Conclusions: Nearly half of this large, national study of adolescents did not feel able to discuss personal matters with their doctor. There was a consistent, strong association between reported lack of good GP experience and poor health measures.

Read the full abstract here

Comparative study analysing women’s childbirth satisfaction and obstetric outcomes across two different models of maternity care

Ferrer, M.B.C. et al. BMJ Open. Published online: 26 August 2016

Objectives: To describe the differences in obstetrical results and women’s childbirth satisfaction across 2 different models of maternity care (biomedical model and humanised birth).

Setting: 2 university hospitals in south-eastern Spain from April to October 2013.

Design: A correlational descriptive study.

Participants: A convenience sample of 406 women participated in the study, 204 of the biomedical model and 202 of the humanised model.

Results: The differences in obstetrical results were (biomedical model/humanised model): onset of labour (spontaneous 66/137, augmentation 70/1, p=0.0005), pain relief (epidural 172/132, no pain relief 9/40, p=0.0005), mode of delivery (normal vaginal 140/165, instrumental 48/23, p=0.004), length of labour (0–4 hours 69/93, >4 hours 133/108, p=0.011), condition of perineum (intact perineum or tear 94/178, episiotomy 100/24, p=0.0005). The total questionnaire score (100) gave a mean (M) of 78.33 and SD of 8.46 in the biomedical model of care and an M of 82.01 and SD of 7.97 in the humanised model of care (p=0.0005). In the analysis of the results per items, statistical differences were found in 8 of the 9 subscales.

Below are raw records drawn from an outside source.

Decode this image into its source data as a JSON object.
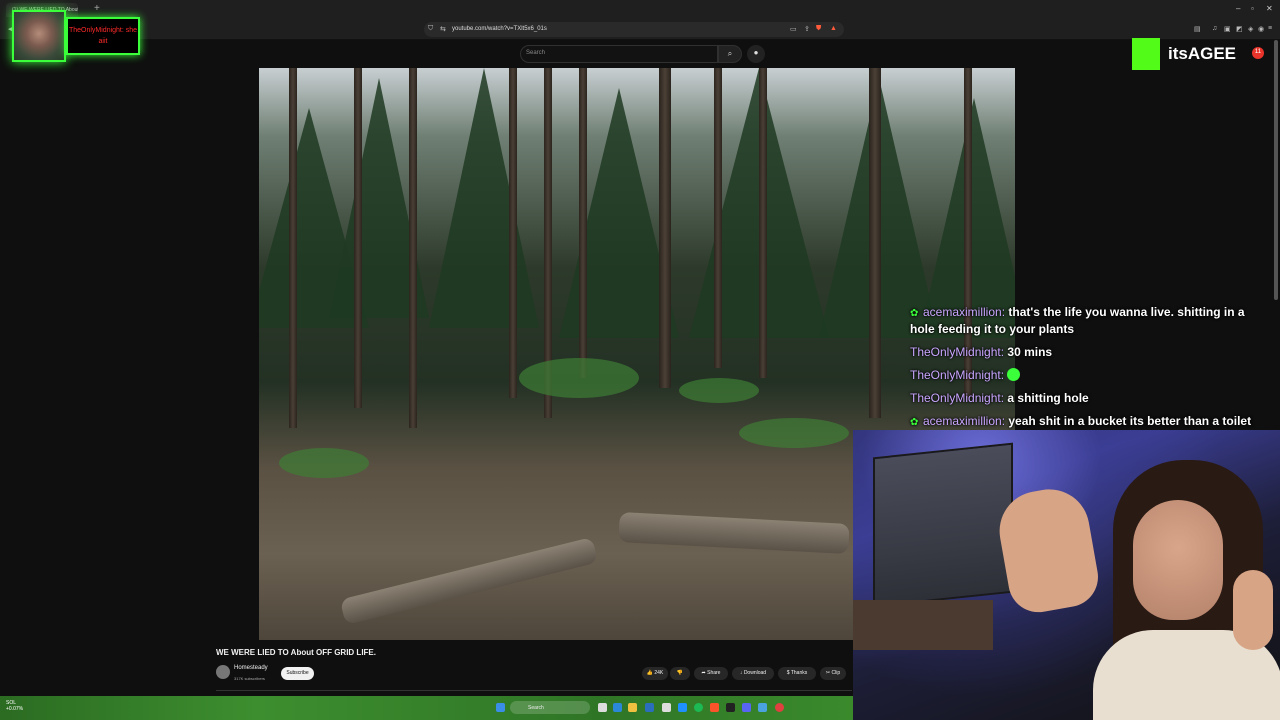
{
  "browser": {
    "tab_title": "(1) WE WERE LIED TO About OFF",
    "url": "youtube.com/watch?v=TXlt5x6_01s",
    "new_tab": "+"
  },
  "youtube": {
    "search_placeholder": "Search",
    "video_title": "WE WERE LIED TO About OFF GRID LIFE.",
    "channel_name": "Homesteady",
    "channel_subs": "317K subscribers",
    "subscribe_label": "Subscribe",
    "likes": "24K",
    "share_label": "Share",
    "download_label": "Download",
    "thanks_label": "Thanks",
    "clip_label": "Clip"
  },
  "overlay": {
    "top_cam_name": "TheOnlyMidnight: she aiit",
    "streamer": "itsAGEE",
    "notification_count": "11"
  },
  "chat": [
    {
      "user": "acemaximillion:",
      "text": "that's the life you wanna live. shitting in a hole feeding it to your plants",
      "badge": true
    },
    {
      "user": "TheOnlyMidnight:",
      "text": "30 mins",
      "badge": false
    },
    {
      "user": "TheOnlyMidnight:",
      "text": "",
      "emote": true,
      "badge": false
    },
    {
      "user": "TheOnlyMidnight:",
      "text": "a shitting hole",
      "badge": false
    },
    {
      "user": "acemaximillion:",
      "text": "yeah shit in a bucket its better than a toilet",
      "badge": true
    }
  ],
  "taskbar": {
    "weather_temp": "SOL",
    "weather_sub": "+0.07%",
    "search_label": "Search"
  },
  "colors": {
    "kick_green": "#53fc18",
    "chat_user": "#c9a6ff",
    "cam_glow": "#3aff3a"
  }
}
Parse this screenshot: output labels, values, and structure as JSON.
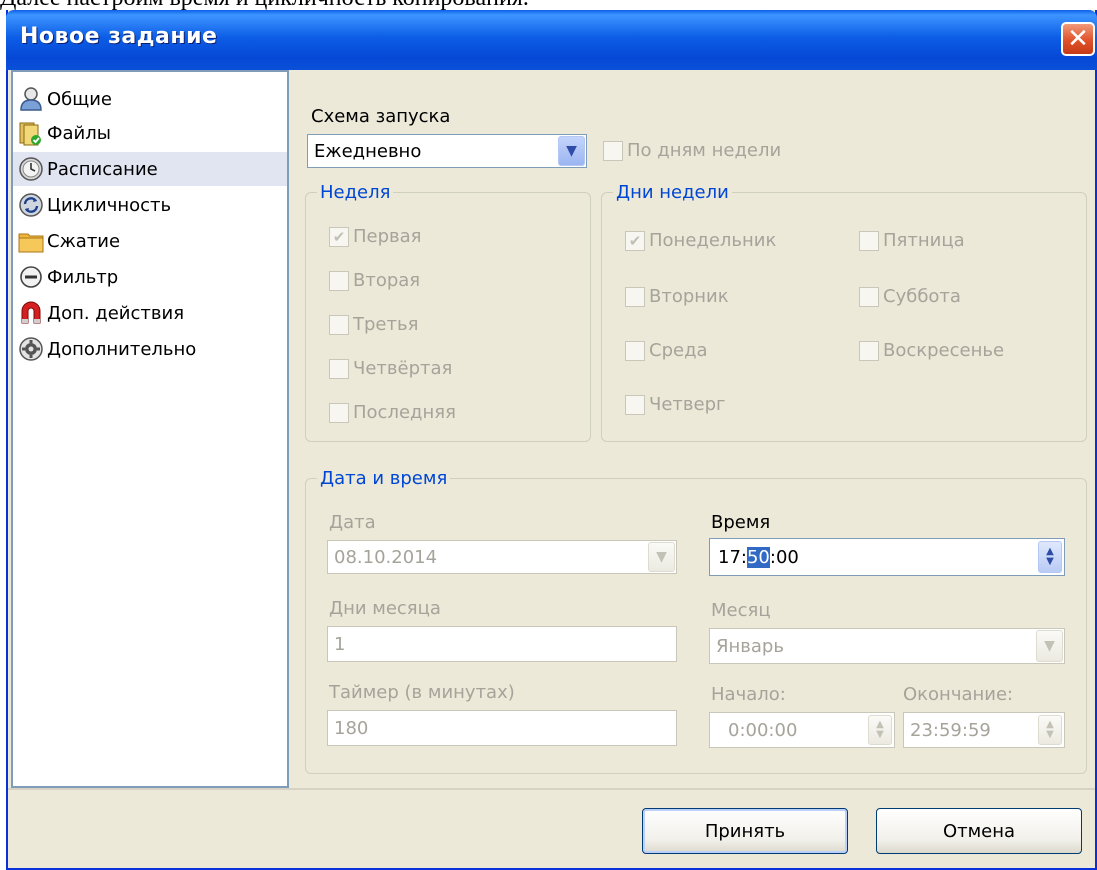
{
  "caption": "Далее настроим время и цикличность копирования.",
  "window": {
    "title": "Новое задание"
  },
  "sidebar": {
    "items": [
      {
        "label": "Общие",
        "icon": "user-icon"
      },
      {
        "label": "Файлы",
        "icon": "files-icon"
      },
      {
        "label": "Расписание",
        "icon": "clock-icon",
        "active": true
      },
      {
        "label": "Цикличность",
        "icon": "cycle-icon"
      },
      {
        "label": "Сжатие",
        "icon": "folder-icon"
      },
      {
        "label": "Фильтр",
        "icon": "minus-icon"
      },
      {
        "label": "Доп. действия",
        "icon": "magnet-icon"
      },
      {
        "label": "Дополнительно",
        "icon": "gear-icon"
      }
    ]
  },
  "schedule": {
    "scheme_label": "Схема запуска",
    "scheme_value": "Ежедневно",
    "by_weekdays_label": "По дням недели"
  },
  "week": {
    "title": "Неделя",
    "items": [
      {
        "label": "Первая",
        "checked": true
      },
      {
        "label": "Вторая",
        "checked": false
      },
      {
        "label": "Третья",
        "checked": false
      },
      {
        "label": "Четвёртая",
        "checked": false
      },
      {
        "label": "Последняя",
        "checked": false
      }
    ]
  },
  "weekdays": {
    "title": "Дни недели",
    "items": [
      {
        "label": "Понедельник",
        "checked": true
      },
      {
        "label": "Вторник",
        "checked": false
      },
      {
        "label": "Среда",
        "checked": false
      },
      {
        "label": "Четверг",
        "checked": false
      },
      {
        "label": "Пятница",
        "checked": false
      },
      {
        "label": "Суббота",
        "checked": false
      },
      {
        "label": "Воскресенье",
        "checked": false
      }
    ]
  },
  "datetime": {
    "title": "Дата и время",
    "date_label": "Дата",
    "date_value": "08.10.2014",
    "time_label": "Время",
    "time_hours": "17:",
    "time_minutes": "50",
    "time_rest": ":00",
    "month_days_label": "Дни месяца",
    "month_days_value": "1",
    "month_label": "Месяц",
    "month_value": "Январь",
    "timer_label": "Таймер (в минутах)",
    "timer_value": "180",
    "start_label": "Начало:",
    "start_value": "0:00:00",
    "end_label": "Окончание:",
    "end_value": "23:59:59"
  },
  "buttons": {
    "accept": "Принять",
    "cancel": "Отмена"
  },
  "colors": {
    "titlebar": "#0a50d8",
    "dialog_bg": "#ece9d8",
    "group_title": "#0046d5",
    "disabled_text": "#a6a49a",
    "selection": "#316ac5"
  }
}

The highest scores were reached in the humanised model of maternity care.

Conclusions: The humanised model of maternity care offers better obstetrical outcomes and women’s satisfaction scores during the labour, birth and immediate postnatal period than does the biomedical model.

Read the full article here